The halcyon days of the Kennedys, Clinton and Joe Biden are gone.
The lack of future emigration after the 1965 Act effectively closed out the Irish, and that has really begun to bite.
It is somewhat ironic that O’Dowd refers to the 1965 immigration act, often associated with Ted Kennedy, as a factor in the decline of Irish America. The act which led to the liberalisation of American immigration is something that we are usually taught to view positively. And if the Irish had a role to play in that, we are usually taught to view it proudly. Indeed the only people who complain about the 1965 immigration act are those generally termed “supremacists” and “racists.”
However, that is not the message of this Irish Times article. The message of the article is very cool and pragmatic. It tells us that demographic changes have consequences and that those consequences may not be positive. Indeed they may be detrimental. It also informs us that ethno-cultural ties matter and have huge political implications. Further, it reminds us that these ties extend intergenerationally and that Mother Countries make claims of loyalty and emotion on their diaspora.
The death of Irish America within a few generations is indeed a real concern. But a much greater concern is the death of Ireland itself due to similar forces. We must understand that when we project future population figures of ten or so million people and drool over the market potential of such, we are talking about the destruction of an Irish ethnos and an Irish culture, for no culture and no ethnos and no Mother Country can survive such a seismic displacement.

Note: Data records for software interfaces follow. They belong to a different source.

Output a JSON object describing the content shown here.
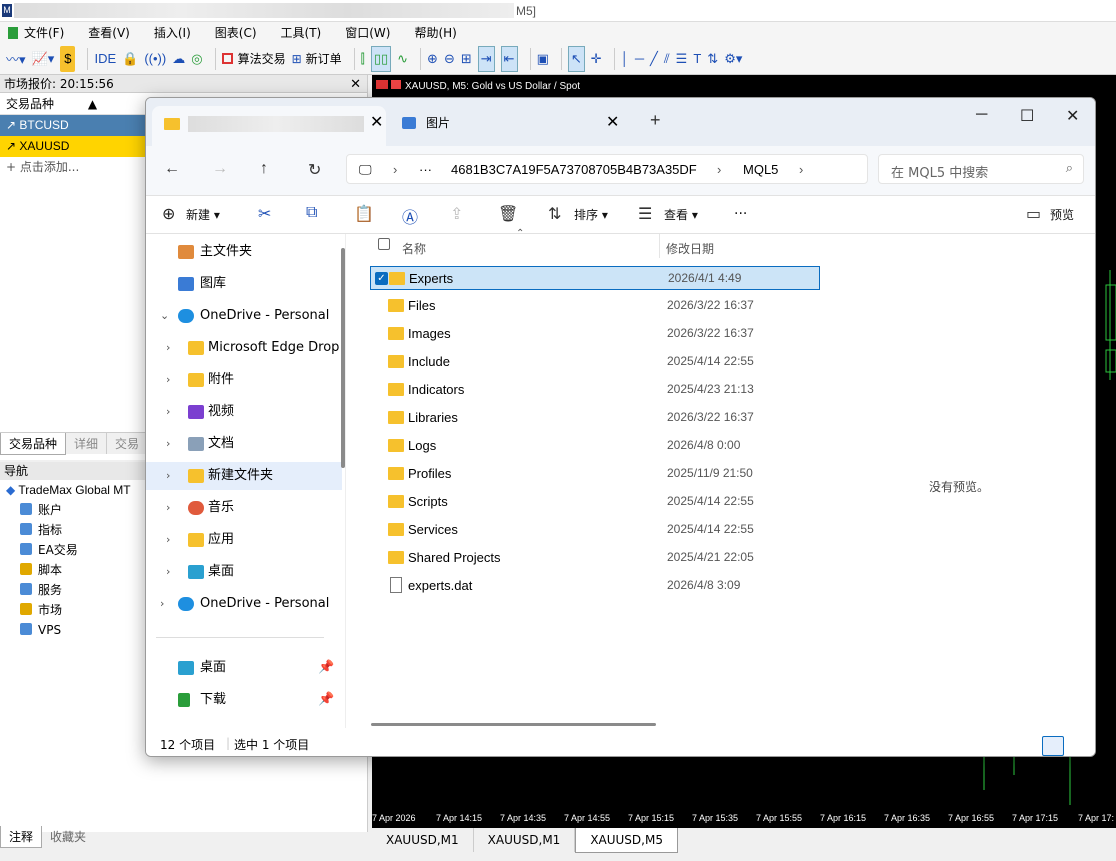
{
  "window": {
    "title_suffix": "M5]"
  },
  "menu": [
    "文件(F)",
    "查看(V)",
    "插入(I)",
    "图表(C)",
    "工具(T)",
    "窗口(W)",
    "帮助(H)"
  ],
  "toolbar": {
    "ide": "IDE",
    "algo": "算法交易",
    "new_order": "新订单"
  },
  "market_watch": {
    "title": "市场报价: 20:15:56",
    "col_symbol": "交易品种",
    "rows": [
      "BTCUSD",
      "XAUUSD"
    ],
    "add": "+ 点击添加...",
    "tabs": [
      "交易品种",
      "详细",
      "交易"
    ]
  },
  "navigator": {
    "title": "导航",
    "root": "TradeMax Global MT",
    "items": [
      "账户",
      "指标",
      "EA交易",
      "脚本",
      "服务",
      "市场",
      "VPS"
    ],
    "tabs": [
      "注释",
      "收藏夹"
    ]
  },
  "chart": {
    "title": "XAUUSD, M5:  Gold vs US Dollar / Spot",
    "time_labels": [
      "7 Apr 2026",
      "7 Apr 14:15",
      "7 Apr 14:35",
      "7 Apr 14:55",
      "7 Apr 15:15",
      "7 Apr 15:35",
      "7 Apr 15:55",
      "7 Apr 16:15",
      "7 Apr 16:35",
      "7 Apr 16:55",
      "7 Apr 17:15",
      "7 Apr 17:"
    ],
    "tabs": [
      "XAUUSD,M1",
      "XAUUSD,M1",
      "XAUUSD,M5"
    ]
  },
  "explorer": {
    "tab2_label": "图片",
    "path": [
      "4681B3C7A19F5A73708705B4B73A35DF",
      "MQL5"
    ],
    "search_placeholder": "在 MQL5 中搜索",
    "commands": {
      "new": "新建",
      "sort": "排序",
      "view": "查看",
      "more": "···",
      "preview": "预览"
    },
    "nav": [
      {
        "label": "主文件夹",
        "icon": "home-icon"
      },
      {
        "label": "图库",
        "icon": "gallery-icon"
      },
      {
        "label": "OneDrive - Personal",
        "icon": "cloud-icon"
      },
      {
        "label": "Microsoft Edge Drop",
        "icon": "folder-icon"
      },
      {
        "label": "附件",
        "icon": "folder-icon"
      },
      {
        "label": "视频",
        "icon": "video-icon"
      },
      {
        "label": "文档",
        "icon": "document-icon"
      },
      {
        "label": "新建文件夹",
        "icon": "folder-icon"
      },
      {
        "label": "音乐",
        "icon": "music-icon"
      },
      {
        "label": "应用",
        "icon": "folder-icon"
      },
      {
        "label": "桌面",
        "icon": "desktop-icon"
      },
      {
        "label": "OneDrive - Personal",
        "icon": "cloud-icon"
      },
      {
        "label": "桌面",
        "icon": "desktop-icon"
      },
      {
        "label": "下载",
        "icon": "download-icon"
      }
    ],
    "columns": {
      "name": "名称",
      "date": "修改日期"
    },
    "files": [
      {
        "name": "Experts",
        "date": "2026/4/1 4:49",
        "type": "folder"
      },
      {
        "name": "Files",
        "date": "2026/3/22 16:37",
        "type": "folder"
      },
      {
        "name": "Images",
        "date": "2026/3/22 16:37",
        "type": "folder"
      },
      {
        "name": "Include",
        "date": "2025/4/14 22:55",
        "type": "folder"
      },
      {
        "name": "Indicators",
        "date": "2025/4/23 21:13",
        "type": "folder"
      },
      {
        "name": "Libraries",
        "date": "2026/3/22 16:37",
        "type": "folder"
      },
      {
        "name": "Logs",
        "date": "2026/4/8 0:00",
        "type": "folder"
      },
      {
        "name": "Profiles",
        "date": "2025/11/9 21:50",
        "type": "folder"
      },
      {
        "name": "Scripts",
        "date": "2025/4/14 22:55",
        "type": "folder"
      },
      {
        "name": "Services",
        "date": "2025/4/14 22:55",
        "type": "folder"
      },
      {
        "name": "Shared Projects",
        "date": "2025/4/21 22:05",
        "type": "folder"
      },
      {
        "name": "experts.dat",
        "date": "2026/4/8 3:09",
        "type": "file"
      }
    ],
    "preview_text": "没有预览。",
    "status": {
      "count": "12 个项目",
      "selected": "选中 1 个项目"
    }
  }
}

Want to talk pragmatism? Let’s talk pragmatism. Irish America is a resource upon which we have drawn historically. We have done so on an ethno-cultural basis. There is no other rationale for Irish America other than the belief in Ireland as a Mother Country. And if Niall O’Dowd sees fit to mourn the child of the mother, that being Irish America, then let him mourn the mother of the child on the same basis. That is if he is not too embarrassed to do so.